At least two people arrested at the Howard Johnson Inn on February 2nd were not US citizens, according to Mogulescu.

Mary Caparas is a project manager at Womankind, a nonprofit that supports victims of domestic violence and trafficking in Asian communities. She supervises advocates who work with men and women arrested during massage parlor raids. "A lot of our clients have had an exponential increase in fear, given what's gone on in the last few months," she said.

"A reduction in arrests would be a start," Caparas added. "It's difficult to build trust when you are being handcuffed."

(Scott Heins / Gothamist)

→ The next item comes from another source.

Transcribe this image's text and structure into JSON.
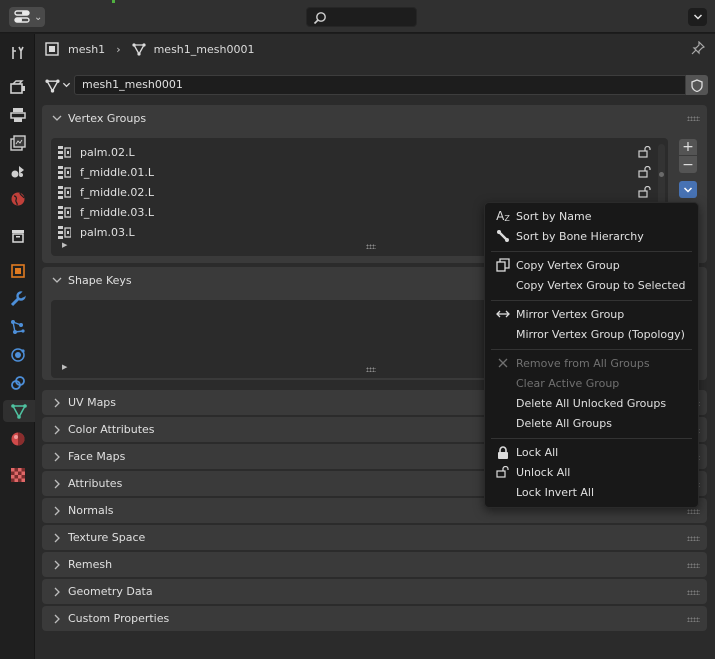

Some of the NYPD's new anti-trafficking initiatives have yet to kick in. Commissioner O'Neill said that officers will be trained to interview potential victims "without further harming them." Roll call training is supposed to be expanded to include signs of trafficking, and the NYPD's new hotline will feature prominently in a new public awareness campaign.

"I commend them for thinking in this direction," said Crystal DeBoise, manager of the Sex Workers Project at the Urban Justice Center. "This is quite progressive for them to think that arrest is not helpful for people engaged in the sex industry."

Samuel, of Safe Horizon, said the NYPD has invited her organization on raids in years past, to offer translation services and to "try to identify those victims on the front end so that they're not being arrested."

"They have found that when we participate, the victim will be more willing to testify because they understand the officer isn't going to see them as a perpetrator," she said.

Since the first weekend in February, though, vice arrests have continued apace. Over the weekend of February 9th, Legal Aid was assigned 10 new prostitution cases (the organization is assigned the majority of new cases where the client can't afford an attorney). As of Monday morning, there were 18 new weekend cases.

Asked to comment on the arrests, a spokesperson for the NYPD said that they aligned with department protocol. "Enforcement of the law occurs in response to community complaints, 911 calls, and through the observations of officers," he said.

A few days after her night at central booking, Tanya said she was wary of confiding in the police. "They just treat everybody as a criminal," she said.

"They're not going to help us to the point of coming forward" with tips, she added. "If they're going to arrest you, what's the point?"